On FASDay, 2000, even more bells and other percussion instruments were played – ranging from the first mission bell in New Zealand to the historic 56 bell carillon in Cape Town, South Africa, to tiny bells rung by school children, and wind chimes and rain sticks played by native Canadians.
Last year, on September 9, we want the noisiest, most joyful Bell Concordance ever — and you can organize one, even if right now you are the only person in your community who knows what FASD is!
You might even be able to organize the ringing of a local carillon — the largest musical instrument in existence. Even in a large, noisy city, carillon music can be heard for several blocks. There are about 600 carillons throughout the world, and we would like many more to ring during the Minute of Reflection this year.
To find out if there is a carillon near you, go to http://www.gcna.org/, the most complete and accurate listings of carillons in North America, and also check out www.cs.yale.edu/~douglas-craig/bells and http://soda.csua.berkeley.edu/~maestro/stat.htm.
Gerald Martindale, carillonneur at Toronto’s Metropolitan United Church (email:firstname.lastname@example.org), can help put you in touch with a local carillonneur (carillon player), if there is one. Mr. Martindale has created a concert of international lullabies, representing some of the countries participating in FASDay, and would be pleased to share his arrangements with other international carillonneurs.
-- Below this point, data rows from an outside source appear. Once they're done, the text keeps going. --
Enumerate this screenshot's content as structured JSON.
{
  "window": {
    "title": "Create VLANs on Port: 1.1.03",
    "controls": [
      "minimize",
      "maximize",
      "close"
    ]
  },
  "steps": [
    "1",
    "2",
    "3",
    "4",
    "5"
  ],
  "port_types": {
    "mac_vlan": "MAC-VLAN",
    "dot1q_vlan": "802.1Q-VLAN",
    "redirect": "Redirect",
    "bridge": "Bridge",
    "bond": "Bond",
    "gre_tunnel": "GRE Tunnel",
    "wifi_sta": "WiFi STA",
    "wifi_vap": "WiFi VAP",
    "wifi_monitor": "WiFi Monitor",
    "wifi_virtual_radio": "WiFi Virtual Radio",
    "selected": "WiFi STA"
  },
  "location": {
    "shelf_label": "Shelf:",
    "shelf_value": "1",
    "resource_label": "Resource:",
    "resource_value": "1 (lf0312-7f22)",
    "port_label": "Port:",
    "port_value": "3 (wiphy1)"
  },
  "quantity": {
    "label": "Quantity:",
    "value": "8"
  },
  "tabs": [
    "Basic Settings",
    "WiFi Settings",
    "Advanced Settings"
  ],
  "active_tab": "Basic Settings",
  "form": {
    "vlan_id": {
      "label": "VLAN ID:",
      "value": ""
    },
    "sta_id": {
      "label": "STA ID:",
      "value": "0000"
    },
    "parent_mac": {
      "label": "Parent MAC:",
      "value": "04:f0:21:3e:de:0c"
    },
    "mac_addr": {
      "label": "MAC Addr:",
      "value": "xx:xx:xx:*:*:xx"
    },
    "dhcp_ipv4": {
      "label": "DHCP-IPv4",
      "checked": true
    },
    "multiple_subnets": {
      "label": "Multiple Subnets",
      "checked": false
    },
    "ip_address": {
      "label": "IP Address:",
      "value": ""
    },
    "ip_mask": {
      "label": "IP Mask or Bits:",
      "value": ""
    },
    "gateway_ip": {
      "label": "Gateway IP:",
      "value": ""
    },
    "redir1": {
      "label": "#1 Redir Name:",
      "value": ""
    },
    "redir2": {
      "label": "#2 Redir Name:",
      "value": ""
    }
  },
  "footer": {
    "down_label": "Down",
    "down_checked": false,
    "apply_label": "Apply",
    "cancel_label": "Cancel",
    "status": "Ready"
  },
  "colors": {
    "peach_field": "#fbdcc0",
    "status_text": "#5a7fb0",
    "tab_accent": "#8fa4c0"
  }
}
The FAS Bell Concordance is quite simple, and you can do most of the work on your phone. Is there a tower with a hand-rung bell in your community? This could be an older church, a city or county hall, state or provincial building, or part of a college or university campus. Unfortunately many church bells are now rung by computer, making it difficult to ring the bells off-schedule, and this may be the case in your community.
Find out who is in charge of getting that bell rung, and ask that person to have the bell rung for one minute at 9:09 a.m. on September 9.
You can download the FASDay information from this site and present it to this person. If this building is a church, you may wish to speak briefly to the congregation on one of the Sundays before FASDay, and explain why the bell will be ringing at 9:09 this year.
You may want to have a small program in the church or near the bell tower, for 20 minutes to a half-hour before 9:09 a.m. Notify your child’s school, friends of FASD and related organizations that you think would be interested, e.g., your local ARC (U.S.), Association for Community Living (Canada), Exchange Club, homelessness and anti-poverty coalitions, John Howard and Elizabeth Fry Societies, and every single friend or relative you can convince to come.
- Church Bells
- School Bells
- High School Orchestra
- Cow Bells
- Government Bells
- Business Door Bells
- Bells on Retail Store PA systems
No bells in your community?
- Use other musical instruments of your choice: drums, cymbals, whatever.
- One FASDay supporter shook her grandmother’s old school bell,
- A group in a small northern Canadian community approached their local fire department!
This should be a happy occasion.
Those ringing bells, or whatever else you choose, will be a powerful auditory reminder that we are all connected to the planet, and each other, and make a statement that FASD can be beaten.